Published by Kosmos, with a design from Bernard Loch and Uwe Rapp (Qwinto being the most popular title worked on by this duo), Drop It is a game for 2 to 4 players (or two teams!) and lasts about 30 minutes. The box recommends the game for ages 8 and up, but as we’ll get to in a bit, this game can easily skew much younger.
The game begins with an upright plastic contraption in the middle of the table. Each player starts the game with a collection of wooden shapes in one colour, which everyone uses to take turns dropping into the top of the contraption. When a piece lands, we check if it touches another piece of the same shape and/or colour. If it does not, that player score points equal to the highest level any part of the dropped piece reaches, ranging from 1 to 8 points. Once all pieces have been dropped, the game is over, and whoever has the highest score wins!
Added complexity can be brought into the game by using side and bottom edge pieces, which prevent players from scoring specific shapes or colours, should a piece be touching a matching edge of the contraption. Using these edge pieces makes this a surprisingly tactical game, and the adult friends I played with asked for repeated rematches, which were all completed within the span of an hour. Seasoned gamers would likely describe this as a greatt “filler” (a short game to play between larger games, or when waiting for a full gamer group to assemble), and for families, this would make for an amazing game to play together after dinner for some playful bonding on a school night. For these reasons, Drop It is being awarded…
TWO BIG THUMBS UP!
For the little thumbs in my home, I was able to introduce this game to both my 5 and 3 year old daughters, and they intuitively understood how the game plays with almost no direction. In our first game, we played with no restrictions – any piece could be dropped, and would score points regardless of what pieces it touched. While this stripped the game of any tactical element, it allowed them to grasp the basic concepts easily. After our first game, we added the restriction about matching colours, which allowed my girls to think a bit more about the pieces they were selecting. For the third game, we only restricted touching shapes, and for our fourth play, we included both restrictions, playing the most basic version of the game as intended by the designers.
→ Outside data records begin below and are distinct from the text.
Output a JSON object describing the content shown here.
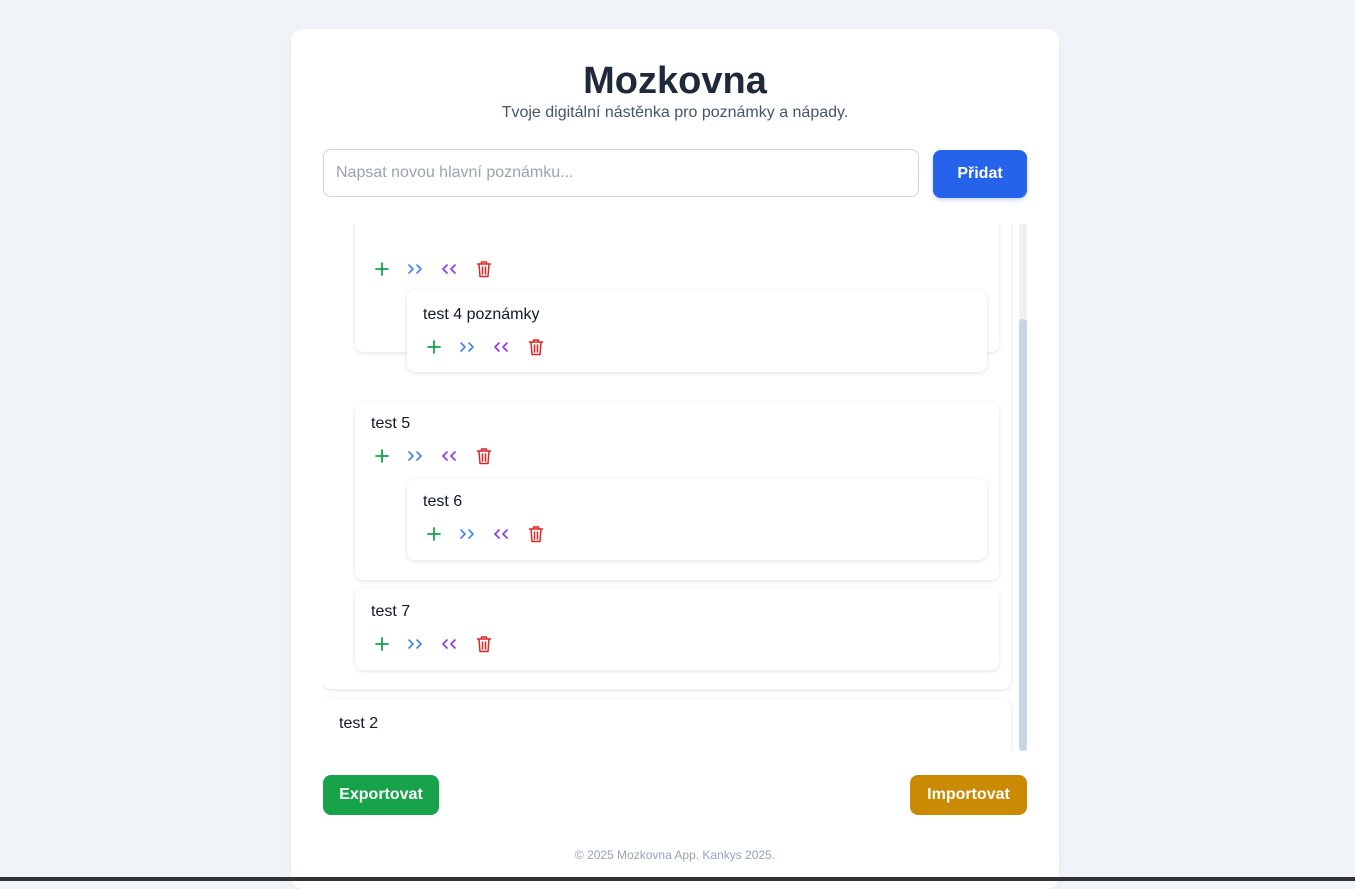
{
  "header": {
    "title": "Mozkovna",
    "subtitle": "Tvoje digitální nástěnka pro poznámky a nápady."
  },
  "new_note": {
    "placeholder": "Napsat novou hlavní poznámku...",
    "value": "",
    "add_label": "Přidat"
  },
  "icons": {
    "add": "plus-icon",
    "indent": "indent-icon",
    "outdent": "outdent-icon",
    "delete": "trash-icon"
  },
  "colors": {
    "add": "#16a34a",
    "indent": "#3b82f6",
    "outdent": "#9333ea",
    "delete": "#dc2626",
    "primary": "#2563eb",
    "export": "#16a34a",
    "import": "#ca8a04"
  },
  "notes": {
    "n4": "test 4 poznámky",
    "n5": "test 5",
    "n6": "test 6",
    "n7": "test 7",
    "n2": "test 2"
  },
  "actions": {
    "export_label": "Exportovat",
    "import_label": "Importovat"
  },
  "footer": "© 2025 Mozkovna App. Kankys 2025."
}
We had tremendous fun with Drop It, and both of my children were fully engaged in the experience through all four games played.
We keep our children’s game collection limited to 20 to 25 games, so that we can revisit favourites on a regular basis. Drop It has bumped another game out of that collection, and won a permanent space on our Little Thumbs gaming shelf. So it will come as no surprise that this game is getting…
TWO LITTLE THUMBS UP!
Bright colours, intuitive gameplay, and opportunity for learning through spatial reasoning and addition. This is a game we absolutely recommend, and one where you can say “DROP IT” without that stern parental voice!
The Daily Worker Placement thanks Kosmos for sending a review copy of Drop It for this article.